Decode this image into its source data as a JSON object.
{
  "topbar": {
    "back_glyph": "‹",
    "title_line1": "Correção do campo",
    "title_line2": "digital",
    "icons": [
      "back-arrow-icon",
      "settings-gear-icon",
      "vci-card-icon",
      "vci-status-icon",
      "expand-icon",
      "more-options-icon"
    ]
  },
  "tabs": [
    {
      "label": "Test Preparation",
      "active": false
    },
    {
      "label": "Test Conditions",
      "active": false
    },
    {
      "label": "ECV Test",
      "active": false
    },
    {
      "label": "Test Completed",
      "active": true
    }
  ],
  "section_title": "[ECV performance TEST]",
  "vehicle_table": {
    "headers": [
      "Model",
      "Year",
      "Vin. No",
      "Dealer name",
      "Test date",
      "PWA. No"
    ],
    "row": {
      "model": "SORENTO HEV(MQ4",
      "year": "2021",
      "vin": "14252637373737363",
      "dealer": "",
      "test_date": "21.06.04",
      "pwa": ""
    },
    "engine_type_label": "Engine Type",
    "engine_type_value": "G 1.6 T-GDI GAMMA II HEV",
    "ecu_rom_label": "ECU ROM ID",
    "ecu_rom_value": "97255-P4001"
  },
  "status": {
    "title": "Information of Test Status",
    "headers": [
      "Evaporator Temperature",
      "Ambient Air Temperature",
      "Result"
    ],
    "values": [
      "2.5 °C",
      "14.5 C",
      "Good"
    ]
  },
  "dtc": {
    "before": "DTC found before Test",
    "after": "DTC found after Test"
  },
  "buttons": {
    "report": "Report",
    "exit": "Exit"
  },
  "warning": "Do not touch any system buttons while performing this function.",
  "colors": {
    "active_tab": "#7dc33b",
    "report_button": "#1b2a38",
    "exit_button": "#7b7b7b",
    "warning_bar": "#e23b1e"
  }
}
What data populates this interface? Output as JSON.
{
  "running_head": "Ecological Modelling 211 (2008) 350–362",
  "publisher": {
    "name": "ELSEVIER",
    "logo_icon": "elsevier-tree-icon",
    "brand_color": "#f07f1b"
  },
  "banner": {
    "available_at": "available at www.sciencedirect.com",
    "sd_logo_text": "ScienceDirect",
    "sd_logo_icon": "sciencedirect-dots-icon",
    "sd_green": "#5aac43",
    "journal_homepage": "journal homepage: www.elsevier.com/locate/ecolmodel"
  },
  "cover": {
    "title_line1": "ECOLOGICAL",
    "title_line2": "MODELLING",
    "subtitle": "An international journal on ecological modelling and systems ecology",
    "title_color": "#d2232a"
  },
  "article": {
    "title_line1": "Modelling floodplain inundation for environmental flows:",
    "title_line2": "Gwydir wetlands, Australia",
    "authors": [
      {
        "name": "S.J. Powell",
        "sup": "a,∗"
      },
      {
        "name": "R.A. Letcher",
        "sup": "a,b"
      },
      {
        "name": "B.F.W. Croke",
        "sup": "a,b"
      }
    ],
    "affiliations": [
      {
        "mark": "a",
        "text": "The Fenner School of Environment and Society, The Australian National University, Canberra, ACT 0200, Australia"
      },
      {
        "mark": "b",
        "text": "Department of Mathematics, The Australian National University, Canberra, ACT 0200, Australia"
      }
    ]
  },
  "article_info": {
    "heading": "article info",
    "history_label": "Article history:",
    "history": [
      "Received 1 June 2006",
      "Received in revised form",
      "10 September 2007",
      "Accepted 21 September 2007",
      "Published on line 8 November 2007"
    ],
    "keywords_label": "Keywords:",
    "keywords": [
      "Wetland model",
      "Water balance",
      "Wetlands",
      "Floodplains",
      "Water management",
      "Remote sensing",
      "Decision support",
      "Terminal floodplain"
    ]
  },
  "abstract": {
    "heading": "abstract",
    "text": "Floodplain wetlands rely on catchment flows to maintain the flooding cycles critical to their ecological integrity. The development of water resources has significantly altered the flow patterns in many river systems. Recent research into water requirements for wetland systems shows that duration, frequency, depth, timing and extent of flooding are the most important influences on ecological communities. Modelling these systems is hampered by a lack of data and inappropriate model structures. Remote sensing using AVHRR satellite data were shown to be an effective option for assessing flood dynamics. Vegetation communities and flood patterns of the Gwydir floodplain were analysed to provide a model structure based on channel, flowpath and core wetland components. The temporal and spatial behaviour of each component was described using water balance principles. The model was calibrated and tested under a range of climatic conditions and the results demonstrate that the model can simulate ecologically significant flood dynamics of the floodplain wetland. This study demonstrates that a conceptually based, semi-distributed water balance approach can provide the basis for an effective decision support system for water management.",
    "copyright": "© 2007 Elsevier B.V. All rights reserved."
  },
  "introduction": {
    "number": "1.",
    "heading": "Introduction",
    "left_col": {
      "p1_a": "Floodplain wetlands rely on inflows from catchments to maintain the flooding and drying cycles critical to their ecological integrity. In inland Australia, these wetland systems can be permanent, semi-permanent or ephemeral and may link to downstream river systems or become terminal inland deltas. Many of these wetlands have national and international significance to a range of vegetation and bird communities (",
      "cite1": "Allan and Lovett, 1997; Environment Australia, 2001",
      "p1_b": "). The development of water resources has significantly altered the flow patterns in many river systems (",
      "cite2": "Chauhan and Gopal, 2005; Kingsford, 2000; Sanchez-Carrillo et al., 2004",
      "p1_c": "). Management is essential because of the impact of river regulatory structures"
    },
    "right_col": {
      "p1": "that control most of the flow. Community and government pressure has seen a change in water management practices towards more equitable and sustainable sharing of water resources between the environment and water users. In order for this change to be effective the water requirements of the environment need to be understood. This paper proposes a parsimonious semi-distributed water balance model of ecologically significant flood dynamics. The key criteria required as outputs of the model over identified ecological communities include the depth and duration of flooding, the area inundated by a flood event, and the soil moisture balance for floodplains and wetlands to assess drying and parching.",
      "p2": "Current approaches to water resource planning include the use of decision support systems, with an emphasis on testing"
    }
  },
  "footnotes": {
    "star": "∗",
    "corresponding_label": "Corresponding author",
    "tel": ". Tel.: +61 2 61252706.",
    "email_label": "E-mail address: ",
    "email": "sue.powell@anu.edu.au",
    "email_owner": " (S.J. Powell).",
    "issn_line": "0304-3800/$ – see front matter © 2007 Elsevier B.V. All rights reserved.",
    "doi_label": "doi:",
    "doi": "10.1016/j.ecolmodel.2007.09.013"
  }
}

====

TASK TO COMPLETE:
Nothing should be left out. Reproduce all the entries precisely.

WRITTEN SOLUTION:
Decode this image into its source data as a JSON object.
{
  "topbar": {
    "back_glyph": "‹",
    "title_line1": "Correção do campo",
    "title_line2": "digital",
    "icons": [
      "back-arrow-icon",
      "settings-gear-icon",
      "vci-card-icon",
      "vci-status-icon",
      "expand-icon",
      "more-options-icon"
    ]
  },
  "tabs": [
    {
      "label": "Test Preparation",
      "active": false
    },
    {
      "label": "Test Conditions",
      "active": false
    },
    {
      "label": "ECV Test",
      "active": false
    },
    {
      "label": "Test Completed",
      "active": true
    }
  ],
  "section_title": "[ECV performance TEST]",
  "vehicle_table": {
    "headers": [
      "Model",
      "Year",
      "Vin. No",
      "Dealer name",
      "Test date",
      "PWA. No"
    ],
    "row": {
      "model": "SORENTO HEV(MQ4",
      "year": "2021",
      "vin": "14252637373737363",
      "dealer": "",
      "test_date": "21.06.04",
      "pwa": ""
    },
    "engine_type_label": "Engine Type",
    "engine_type_value": "G 1.6 T-GDI GAMMA II HEV",
    "ecu_rom_label": "ECU ROM ID",
    "ecu_rom_value": "97255-P4001"
  },
  "status": {
    "title": "Information of Test Status",
    "headers": [
      "Evaporator Temperature",
      "Ambient Air Temperature",
      "Result"
    ],
    "values": [
      "2.5 °C",
      "14.5 C",
      "Good"
    ]
  },
  "dtc": {
    "before": "DTC found before Test",
    "after": "DTC found after Test"
  },
  "buttons": {
    "report": "Report",
    "exit": "Exit"
  },
  "warning": "Do not touch any system buttons while performing this function.",
  "colors": {
    "active_tab": "#7dc33b",
    "report_button": "#1b2a38",
    "exit_button": "#7b7b7b",
    "warning_bar": "#e23b1e"
  }
}
What data populates this interface? Output as JSON.
{
  "running_head": "Ecological Modelling 211 (2008) 350–362",
  "publisher": {
    "name": "ELSEVIER",
    "logo_icon": "elsevier-tree-icon",
    "brand_color": "#f07f1b"
  },
  "banner": {
    "available_at": "available at www.sciencedirect.com",
    "sd_logo_text": "ScienceDirect",
    "sd_logo_icon": "sciencedirect-dots-icon",
    "sd_green": "#5aac43",
    "journal_homepage": "journal homepage: www.elsevier.com/locate/ecolmodel"
  },
  "cover": {
    "title_line1": "ECOLOGICAL",
    "title_line2": "MODELLING",
    "subtitle": "An international journal on ecological modelling and systems ecology",
    "title_color": "#d2232a"
  },
  "article": {
    "title_line1": "Modelling floodplain inundation for environmental flows:",
    "title_line2": "Gwydir wetlands, Australia",
    "authors": [
      {
        "name": "S.J. Powell",
        "sup": "a,∗"
      },
      {
        "name": "R.A. Letcher",
        "sup": "a,b"
      },
      {
        "name": "B.F.W. Croke",
        "sup": "a,b"
      }
    ],
    "affiliations": [
      {
        "mark": "a",
        "text": "The Fenner School of Environment and Society, The Australian National University, Canberra, ACT 0200, Australia"
      },
      {
        "mark": "b",
        "text": "Department of Mathematics, The Australian National University, Canberra, ACT 0200, Australia"
      }
    ]
  },
  "article_info": {
    "heading": "article info",
    "history_label": "Article history:",
    "history": [
      "Received 1 June 2006",
      "Received in revised form",
      "10 September 2007",
      "Accepted 21 September 2007",
      "Published on line 8 November 2007"
    ],
    "keywords_label": "Keywords:",
    "keywords": [
      "Wetland model",
      "Water balance",
      "Wetlands",
      "Floodplains",
      "Water management",
      "Remote sensing",
      "Decision support",
      "Terminal floodplain"
    ]
  },
  "abstract": {
    "heading": "abstract",
    "text": "Floodplain wetlands rely on catchment flows to maintain the flooding cycles critical to their ecological integrity. The development of water resources has significantly altered the flow patterns in many river systems. Recent research into water requirements for wetland systems shows that duration, frequency, depth, timing and extent of flooding are the most important influences on ecological communities. Modelling these systems is hampered by a lack of data and inappropriate model structures. Remote sensing using AVHRR satellite data were shown to be an effective option for assessing flood dynamics. Vegetation communities and flood patterns of the Gwydir floodplain were analysed to provide a model structure based on channel, flowpath and core wetland components. The temporal and spatial behaviour of each component was described using water balance principles. The model was calibrated and tested under a range of climatic conditions and the results demonstrate that the model can simulate ecologically significant flood dynamics of the floodplain wetland. This study demonstrates that a conceptually based, semi-distributed water balance approach can provide the basis for an effective decision support system for water management.",
    "copyright": "© 2007 Elsevier B.V. All rights reserved."
  },
  "introduction": {
    "number": "1.",
    "heading": "Introduction",
    "left_col": {
      "p1_a": "Floodplain wetlands rely on inflows from catchments to maintain the flooding and drying cycles critical to their ecological integrity. In inland Australia, these wetland systems can be permanent, semi-permanent or ephemeral and may link to downstream river systems or become terminal inland deltas. Many of these wetlands have national and international significance to a range of vegetation and bird communities (",
      "cite1": "Allan and Lovett, 1997; Environment Australia, 2001",
      "p1_b": "). The development of water resources has significantly altered the flow patterns in many river systems (",
      "cite2": "Chauhan and Gopal, 2005; Kingsford, 2000; Sanchez-Carrillo et al., 2004",
      "p1_c": "). Management is essential because of the impact of river regulatory structures"
    },
    "right_col": {
      "p1": "that control most of the flow. Community and government pressure has seen a change in water management practices towards more equitable and sustainable sharing of water resources between the environment and water users. In order for this change to be effective the water requirements of the environment need to be understood. This paper proposes a parsimonious semi-distributed water balance model of ecologically significant flood dynamics. The key criteria required as outputs of the model over identified ecological communities include the depth and duration of flooding, the area inundated by a flood event, and the soil moisture balance for floodplains and wetlands to assess drying and parching.",
      "p2": "Current approaches to water resource planning include the use of decision support systems, with an emphasis on testing"
    }
  },
  "footnotes": {
    "star": "∗",
    "corresponding_label": "Corresponding author",
    "tel": ". Tel.: +61 2 61252706.",
    "email_label": "E-mail address: ",
    "email": "sue.powell@anu.edu.au",
    "email_owner": " (S.J. Powell).",
    "issn_line": "0304-3800/$ – see front matter © 2007 Elsevier B.V. All rights reserved.",
    "doi_label": "doi:",
    "doi": "10.1016/j.ecolmodel.2007.09.013"
  }
}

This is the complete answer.